» Work item: Give back all the records exactly, keeping every line whole.

(Page and application data records)
※
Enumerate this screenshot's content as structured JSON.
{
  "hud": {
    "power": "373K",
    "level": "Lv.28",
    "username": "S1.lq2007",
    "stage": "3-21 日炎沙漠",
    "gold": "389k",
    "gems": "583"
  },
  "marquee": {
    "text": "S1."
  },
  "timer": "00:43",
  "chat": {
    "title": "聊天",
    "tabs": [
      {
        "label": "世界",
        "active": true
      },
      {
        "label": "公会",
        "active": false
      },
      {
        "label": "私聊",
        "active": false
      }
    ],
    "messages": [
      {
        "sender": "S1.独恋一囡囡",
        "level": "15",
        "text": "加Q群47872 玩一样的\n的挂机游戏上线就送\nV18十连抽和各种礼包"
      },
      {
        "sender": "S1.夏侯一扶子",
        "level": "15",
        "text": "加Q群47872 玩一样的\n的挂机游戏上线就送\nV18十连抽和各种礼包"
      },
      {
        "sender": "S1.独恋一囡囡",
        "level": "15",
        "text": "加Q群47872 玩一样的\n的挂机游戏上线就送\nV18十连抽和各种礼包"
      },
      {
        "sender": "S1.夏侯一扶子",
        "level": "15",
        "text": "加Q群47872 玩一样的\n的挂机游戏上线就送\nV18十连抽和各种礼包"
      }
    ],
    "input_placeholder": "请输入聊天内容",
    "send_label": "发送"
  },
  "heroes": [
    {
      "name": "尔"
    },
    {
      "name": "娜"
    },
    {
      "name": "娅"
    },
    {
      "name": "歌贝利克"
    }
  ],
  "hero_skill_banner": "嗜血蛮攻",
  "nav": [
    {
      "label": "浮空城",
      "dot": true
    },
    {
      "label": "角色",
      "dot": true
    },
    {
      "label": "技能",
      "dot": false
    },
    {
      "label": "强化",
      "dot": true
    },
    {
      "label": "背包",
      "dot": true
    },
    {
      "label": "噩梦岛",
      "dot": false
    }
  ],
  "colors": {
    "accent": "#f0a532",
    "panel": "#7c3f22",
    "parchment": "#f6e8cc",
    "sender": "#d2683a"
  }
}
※
» Exercise result:
Enumerate this screenshot's content as structured JSON.
{
  "hud": {
    "power": "373K",
    "level": "Lv.28",
    "username": "S1.lq2007",
    "stage": "3-21 日炎沙漠",
    "gold": "389k",
    "gems": "583"
  },
  "marquee": {
    "text": "S1."
  },
  "timer": "00:43",
  "chat": {
    "title": "聊天",
    "tabs": [
      {
        "label": "世界",
        "active": true
      },
      {
        "label": "公会",
        "active": false
      },
      {
        "label": "私聊",
        "active": false
      }
    ],
    "messages": [
      {
        "sender": "S1.独恋一囡囡",
        "level": "15",
        "text": "加Q群47872 玩一样的\n的挂机游戏上线就送\nV18十连抽和各种礼包"
      },
      {
        "sender": "S1.夏侯一扶子",
        "level": "15",
        "text": "加Q群47872 玩一样的\n的挂机游戏上线就送\nV18十连抽和各种礼包"
      },
      {
        "sender": "S1.独恋一囡囡",
        "level": "15",
        "text": "加Q群47872 玩一样的\n的挂机游戏上线就送\nV18十连抽和各种礼包"
      },
      {
        "sender": "S1.夏侯一扶子",
        "level": "15",
        "text": "加Q群47872 玩一样的\n的挂机游戏上线就送\nV18十连抽和各种礼包"
      }
    ],
    "input_placeholder": "请输入聊天内容",
    "send_label": "发送"
  },
  "heroes": [
    {
      "name": "尔"
    },
    {
      "name": "娜"
    },
    {
      "name": "娅"
    },
    {
      "name": "歌贝利克"
    }
  ],
  "hero_skill_banner": "嗜血蛮攻",
  "nav": [
    {
      "label": "浮空城",
      "dot": true
    },
    {
      "label": "角色",
      "dot": true
    },
    {
      "label": "技能",
      "dot": false
    },
    {
      "label": "强化",
      "dot": true
    },
    {
      "label": "背包",
      "dot": true
    },
    {
      "label": "噩梦岛",
      "dot": false
    }
  ],
  "colors": {
    "accent": "#f0a532",
    "panel": "#7c3f22",
    "parchment": "#f6e8cc",
    "sender": "#d2683a"
  }
}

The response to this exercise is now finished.